ignorance.

Diogenes
Diogenes

Third from the right is Plotinus, the founder of neo-platonism. [Neo-platonism is name given to the era between the founding of Plato’s academy and its closing sometime in AD387]. He is the father of many a modern day philosphers, though not quite as widely acknowledged as Plato or Aristotle. He is otherworldly. He developed a unique theory of perception based on the knowledge that the mind plays an active role in shaping or ordering the objects of its perception. This may seem common sensical to us in this time and age but it is only so coz it has lived through two thousand years of rigorous testing.

Plotinus
Plotinus

On the bottom right is Euclid with his geometry. He is seen bending down and teaching is students, presumably the theory
of his teachings.

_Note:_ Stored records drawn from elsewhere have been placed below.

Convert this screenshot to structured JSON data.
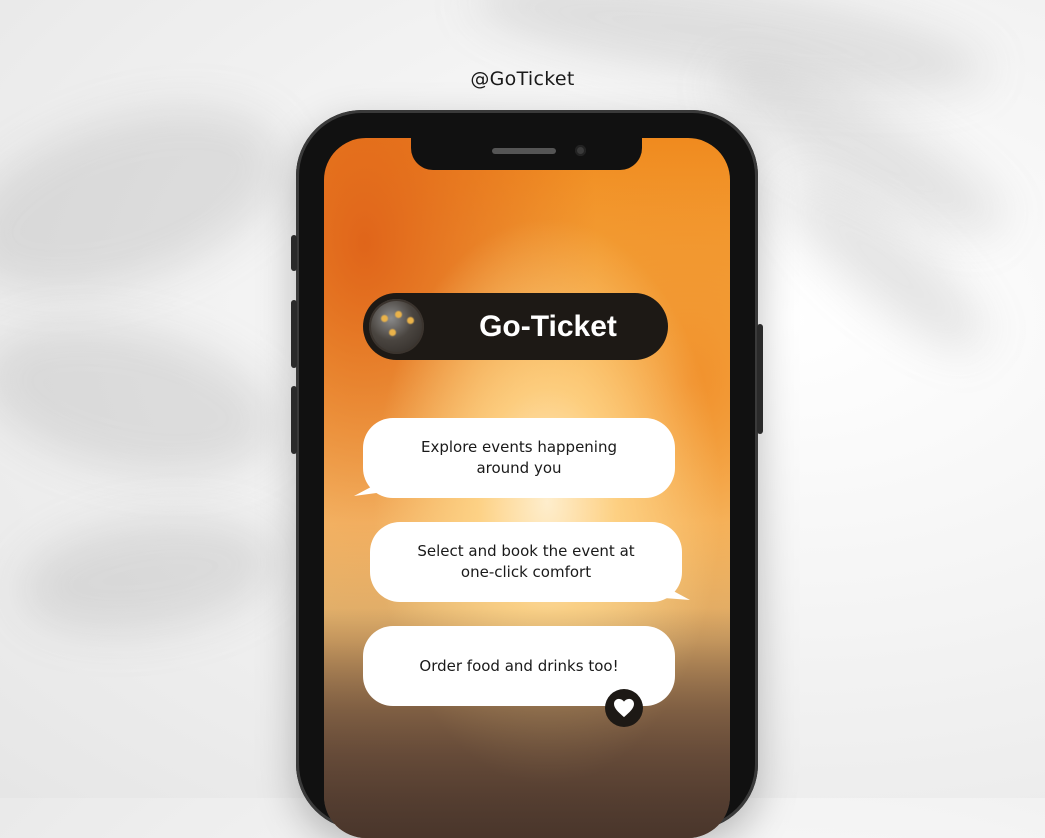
{
  "header": {
    "handle": "@GoTicket"
  },
  "app": {
    "brand_title": "Go-Ticket"
  },
  "bubbles": [
    {
      "text": "Explore events happening around you"
    },
    {
      "text": "Select and book the event at one-click comfort"
    },
    {
      "text": "Order food and drinks too!"
    }
  ],
  "icons": {
    "heart": "heart-icon",
    "brand_avatar": "brand-avatar-image"
  },
  "colors": {
    "pill_background": "#1d1915",
    "bubble_background": "#ffffff",
    "accent_orange": "#f08a1e"
  }
}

Euclid
Euclid with Bramante’s Face

Euclid Geometry
Euclid’s Geometry

The painting is also dedicated to the general arts. Grammar, Arithmetic and Music are celebrated in the foreground whilst
in the background are the more serious topic of Rhetoric and Dialectic.

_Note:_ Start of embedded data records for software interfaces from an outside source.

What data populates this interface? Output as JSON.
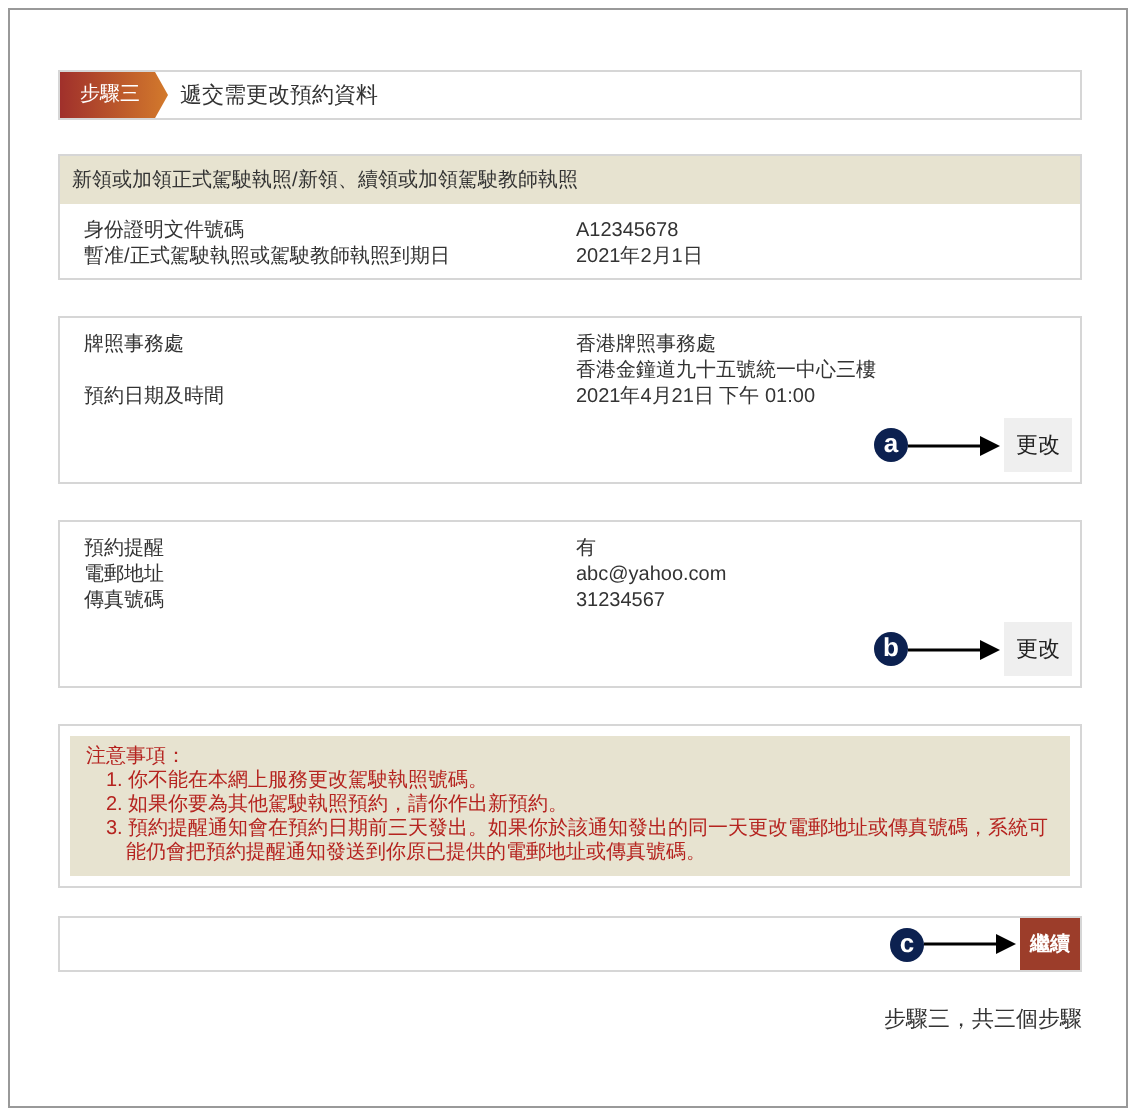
{
  "step": {
    "badge": "步驟三",
    "title": "遞交需更改預約資料"
  },
  "licence_section": {
    "title": "新領或加領正式駕駛執照/新領、續領或加領駕駛教師執照",
    "rows": [
      {
        "label": "身份證明文件號碼",
        "value": [
          "A12345678"
        ]
      },
      {
        "label": "暫准/正式駕駛執照或駕駛教師執照到期日",
        "value": [
          "2021年2月1日"
        ]
      }
    ]
  },
  "appointment_section": {
    "rows": [
      {
        "label": "牌照事務處",
        "value": [
          "香港牌照事務處",
          "香港金鐘道九十五號統一中心三樓"
        ]
      },
      {
        "label": "預約日期及時間",
        "value": [
          "2021年4月21日 下午 01:00"
        ]
      }
    ],
    "marker": "a",
    "button": "更改"
  },
  "reminder_section": {
    "rows": [
      {
        "label": "預約提醒",
        "value": [
          "有"
        ]
      },
      {
        "label": "電郵地址",
        "value": [
          "abc@yahoo.com"
        ]
      },
      {
        "label": "傳真號碼",
        "value": [
          "31234567"
        ]
      }
    ],
    "marker": "b",
    "button": "更改"
  },
  "notes": {
    "title": "注意事項：",
    "items": [
      "1. 你不能在本網上服務更改駕駛執照號碼。",
      "2. 如果你要為其他駕駛執照預約，請你作出新預約。",
      "3. 預約提醒通知會在預約日期前三天發出。如果你於該通知發出的同一天更改電郵地址或傳真號碼，系統可能仍會把預約提醒通知發送到你原已提供的電郵地址或傳真號碼。"
    ]
  },
  "continue": {
    "marker": "c",
    "button": "繼續"
  },
  "footer": "步驟三，共三個步驟"
}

The brilliance of Raphael is shown with his interleaving of these greats philosophers with the greatest artist till his time. This was Raphael’s way of saying that the art form is just as important as the scientific form. Plato is portrait as having da Vinci’s face while the students around Euclid are various artists of his time. Euclid himself has Bramante’s face. Michelangelo, sitting on the marble stairs at thebottom left is represented by Heracitus. Raphael himself is depicted on the extreme right, along with his friend Sodoma.

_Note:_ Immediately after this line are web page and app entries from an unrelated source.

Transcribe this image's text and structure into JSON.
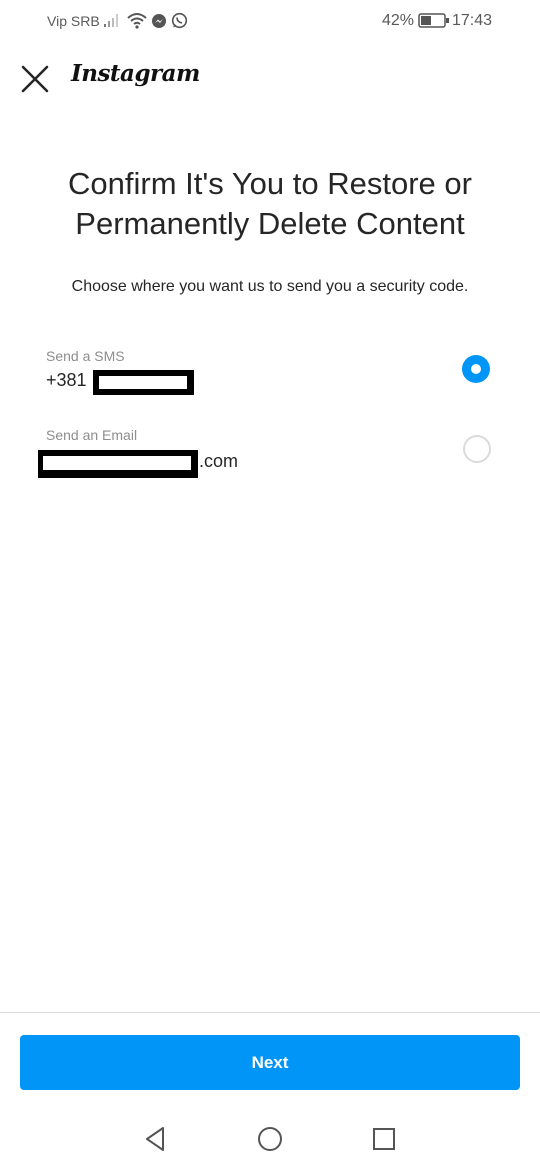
{
  "status_bar": {
    "carrier": "Vip SRB",
    "battery_percent": "42%",
    "time": "17:43"
  },
  "header": {
    "close_icon": "close-icon",
    "logo_text": "Instagram"
  },
  "main": {
    "title_line1": "Confirm It's You to Restore or",
    "title_line2": "Permanently Delete Content",
    "subtitle": "Choose where you want us to send you a security code.",
    "options": [
      {
        "label": "Send a SMS",
        "value": "+381",
        "selected": true
      },
      {
        "label": "Send an Email",
        "value": ".com",
        "selected": false
      }
    ]
  },
  "footer": {
    "next_label": "Next"
  },
  "colors": {
    "accent": "#0095f6",
    "text": "#262626",
    "secondary_text": "#8e8e8e"
  },
  "nav_bar": {
    "icons": [
      "back-icon",
      "home-icon",
      "recents-icon"
    ]
  }
}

Heracitus with Michaelangelo's Face
Heracitus with Michaelangelo’s Face

Raphael
Raphael

A close inspection shows that the liberal arts are on the same level as the fine arts. This is Raphael’s way of saying that both of them are on the same footing and thus, deserve the same treatment.

The building on the background is St. Peter’s Basilica, which was being constructed by Bramante at that time. Although grand and intricate, it does not overshadow the figures in the painting, but blends with them in grace and harmony.

Raphael painted the School of Athens in the style of a fresco, meaning wetting a piece of plaster and painting over it immediately before it dries. This left absolutely no room for error and is an indication of Raphael’s genius. The painting is done in a pyramidical composition, where all the lines converge between Plato’s and Aristotle’s heads. He mostly uses the natural colours of brown and gray . Earthly tones are depicted in orange and blue. Raphael’s use of colors portrays the solemnity of the painting.

Raphael makes extensive use of perspective in this painting. the clothing on the figures gives them a sense of bulk and substance. All the characters are shown to be doing something, which gives the whole painting a sense of motion and intellect.

The light in this painting is coming from many different openings in the roof. It comes from the distant vanishing point, and the opening above Plato and Aristotle. It is also coming from the openings on the left and right sides. The people in the front right and left of the painting are in shadow and the people get brighter the closer to the center they are.

Although the painting seems crowded in some parts (especially around Plato and Aristotle) Raphael creates a great sense of space. He has a vanishing point so the painting looks like it goes back forever. He also paints the figures in the foreground larger than the rest which adds to the sense of space.

Raphael is out of favor today; his work seems too perfect, too faultless for our slipshod age. Yet these great icons of human beauty can never fail to stir us: his Vatican murals can stand fearlessly beside the Sistine ceiling. The School of Athens, for example, monumentally immortalizing the great philosophers, is unrivalled in its classic grace. Raphael’s huge influence on successive artists is all the more impressive considering his short life (He died at the age of 37 with fatigue, after having spent too many successive late nights with women).

Having said that, It must have been phenomenal to have Michelangelo, painting the Sistine Chapel, Bramante, raising domes and colonnades and Leonardo da Vinci, prowling the corridors and looking for work, as one’s close neighbors. Julius II was a very lucky man.